Living with diabetes involves cooperation between the person affected and his or her healthcare providers to monitor and manage blood glucose levels and to ensure that the affected person makes important changes in lifestyle.
For all types of diabetes, educating the affected person is also an important part of medical care. Learning about diabetes will give the patient the skills, knowledge and resources needed to help him or her manage the condition.
Type 1 diabetes requires the affected person to take insulin by injection, continuous insulin infusion (pumps) or inhalation. Watching your diet and taking part in physical activity are also important. Those with type 2 diabetes may be able to control blood glucose levels by following a healthy meal plan and exercise program and losing excess weight. Those who cannot achieve glucose control may have to take oral anti-diabetic drugs and/ or insulin to maintain target glucose levels.
All Canadians, including those with diabetes, need to exercise regularly with strength, endurance and flexibility activities. Physical activities can be tailored to anyone's particular needs by following the guidelines in Canada's Physical Activity Guide to Healthy Active Living.
For those with gestational diabetes, in most cases, eating a balanced diet and getting regular exercise will help to keep blood glucose levels within an acceptable range.
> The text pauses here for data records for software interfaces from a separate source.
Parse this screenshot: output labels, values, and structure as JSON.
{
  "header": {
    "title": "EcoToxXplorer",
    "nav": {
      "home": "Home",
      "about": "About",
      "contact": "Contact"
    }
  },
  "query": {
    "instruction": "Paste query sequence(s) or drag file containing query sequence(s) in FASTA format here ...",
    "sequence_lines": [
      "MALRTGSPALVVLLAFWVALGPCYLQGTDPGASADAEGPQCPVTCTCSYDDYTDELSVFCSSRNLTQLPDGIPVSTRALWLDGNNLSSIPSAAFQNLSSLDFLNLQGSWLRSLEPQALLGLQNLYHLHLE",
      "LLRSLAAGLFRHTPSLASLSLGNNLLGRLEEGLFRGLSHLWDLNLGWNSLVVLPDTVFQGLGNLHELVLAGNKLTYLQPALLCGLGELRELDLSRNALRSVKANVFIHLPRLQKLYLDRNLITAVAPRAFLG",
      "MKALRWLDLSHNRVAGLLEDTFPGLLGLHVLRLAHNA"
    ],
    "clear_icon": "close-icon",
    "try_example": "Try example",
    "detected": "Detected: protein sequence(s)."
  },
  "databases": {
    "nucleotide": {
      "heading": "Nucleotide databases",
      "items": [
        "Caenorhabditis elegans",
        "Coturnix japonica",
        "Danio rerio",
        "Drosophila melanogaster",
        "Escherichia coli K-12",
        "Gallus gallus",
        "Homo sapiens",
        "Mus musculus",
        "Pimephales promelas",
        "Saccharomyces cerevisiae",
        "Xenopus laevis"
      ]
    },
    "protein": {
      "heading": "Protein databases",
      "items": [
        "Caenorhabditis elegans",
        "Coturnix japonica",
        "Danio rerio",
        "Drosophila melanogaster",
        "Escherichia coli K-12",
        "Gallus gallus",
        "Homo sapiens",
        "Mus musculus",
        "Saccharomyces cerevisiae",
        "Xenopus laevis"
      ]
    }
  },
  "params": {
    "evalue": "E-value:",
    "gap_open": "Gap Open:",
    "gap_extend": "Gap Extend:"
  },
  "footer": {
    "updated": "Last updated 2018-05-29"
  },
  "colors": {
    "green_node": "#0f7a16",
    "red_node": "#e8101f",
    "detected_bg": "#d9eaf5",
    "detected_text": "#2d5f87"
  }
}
If blood glucose levels are not adequately controlled after at least two weeks of eating a balanced diet and exercising regularly, insulin injections will be needed.